◆ Work to be completed
Reproduce every entry exactly as written.

#### Working data

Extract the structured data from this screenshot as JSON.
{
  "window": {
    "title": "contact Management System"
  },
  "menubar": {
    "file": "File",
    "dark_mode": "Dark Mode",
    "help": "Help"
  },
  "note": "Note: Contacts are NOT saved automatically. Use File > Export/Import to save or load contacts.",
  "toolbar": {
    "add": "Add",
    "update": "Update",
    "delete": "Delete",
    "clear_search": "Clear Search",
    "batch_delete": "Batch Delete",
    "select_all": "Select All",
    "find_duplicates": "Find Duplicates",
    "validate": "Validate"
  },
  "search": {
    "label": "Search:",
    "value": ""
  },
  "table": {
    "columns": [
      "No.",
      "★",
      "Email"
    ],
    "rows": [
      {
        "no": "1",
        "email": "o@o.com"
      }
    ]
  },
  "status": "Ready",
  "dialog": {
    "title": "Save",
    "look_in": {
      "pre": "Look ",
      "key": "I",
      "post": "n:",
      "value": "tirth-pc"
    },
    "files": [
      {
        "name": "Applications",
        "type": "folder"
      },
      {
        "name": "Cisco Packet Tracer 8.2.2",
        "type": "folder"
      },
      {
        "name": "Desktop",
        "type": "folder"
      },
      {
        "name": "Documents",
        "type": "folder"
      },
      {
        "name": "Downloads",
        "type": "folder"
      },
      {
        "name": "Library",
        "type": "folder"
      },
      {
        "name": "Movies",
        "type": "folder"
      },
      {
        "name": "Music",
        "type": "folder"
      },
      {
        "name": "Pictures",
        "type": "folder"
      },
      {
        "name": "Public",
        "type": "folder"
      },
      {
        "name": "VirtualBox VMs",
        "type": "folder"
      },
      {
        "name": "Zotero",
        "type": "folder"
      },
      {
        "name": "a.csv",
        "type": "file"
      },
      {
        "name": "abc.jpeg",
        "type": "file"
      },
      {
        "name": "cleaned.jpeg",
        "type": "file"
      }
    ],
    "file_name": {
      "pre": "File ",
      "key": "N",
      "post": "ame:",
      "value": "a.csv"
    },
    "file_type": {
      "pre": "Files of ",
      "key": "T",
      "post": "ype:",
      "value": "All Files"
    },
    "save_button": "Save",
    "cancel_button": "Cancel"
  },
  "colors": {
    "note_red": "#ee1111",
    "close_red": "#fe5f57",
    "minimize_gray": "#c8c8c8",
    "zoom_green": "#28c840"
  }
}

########

◆ Reply
Extract the structured data from this screenshot as JSON.
{
  "window": {
    "title": "contact Management System"
  },
  "menubar": {
    "file": "File",
    "dark_mode": "Dark Mode",
    "help": "Help"
  },
  "note": "Note: Contacts are NOT saved automatically. Use File > Export/Import to save or load contacts.",
  "toolbar": {
    "add": "Add",
    "update": "Update",
    "delete": "Delete",
    "clear_search": "Clear Search",
    "batch_delete": "Batch Delete",
    "select_all": "Select All",
    "find_duplicates": "Find Duplicates",
    "validate": "Validate"
  },
  "search": {
    "label": "Search:",
    "value": ""
  },
  "table": {
    "columns": [
      "No.",
      "★",
      "Email"
    ],
    "rows": [
      {
        "no": "1",
        "email": "o@o.com"
      }
    ]
  },
  "status": "Ready",
  "dialog": {
    "title": "Save",
    "look_in": {
      "pre": "Look ",
      "key": "I",
      "post": "n:",
      "value": "tirth-pc"
    },
    "files": [
      {
        "name": "Applications",
        "type": "folder"
      },
      {
        "name": "Cisco Packet Tracer 8.2.2",
        "type": "folder"
      },
      {
        "name": "Desktop",
        "type": "folder"
      },
      {
        "name": "Documents",
        "type": "folder"
      },
      {
        "name": "Downloads",
        "type": "folder"
      },
      {
        "name": "Library",
        "type": "folder"
      },
      {
        "name": "Movies",
        "type": "folder"
      },
      {
        "name": "Music",
        "type": "folder"
      },
      {
        "name": "Pictures",
        "type": "folder"
      },
      {
        "name": "Public",
        "type": "folder"
      },
      {
        "name": "VirtualBox VMs",
        "type": "folder"
      },
      {
        "name": "Zotero",
        "type": "folder"
      },
      {
        "name": "a.csv",
        "type": "file"
      },
      {
        "name": "abc.jpeg",
        "type": "file"
      },
      {
        "name": "cleaned.jpeg",
        "type": "file"
      }
    ],
    "file_name": {
      "pre": "File ",
      "key": "N",
      "post": "ame:",
      "value": "a.csv"
    },
    "file_type": {
      "pre": "Files of ",
      "key": "T",
      "post": "ype:",
      "value": "All Files"
    },
    "save_button": "Save",
    "cancel_button": "Cancel"
  },
  "colors": {
    "note_red": "#ee1111",
    "close_red": "#fe5f57",
    "minimize_gray": "#c8c8c8",
    "zoom_green": "#28c840"
  }
}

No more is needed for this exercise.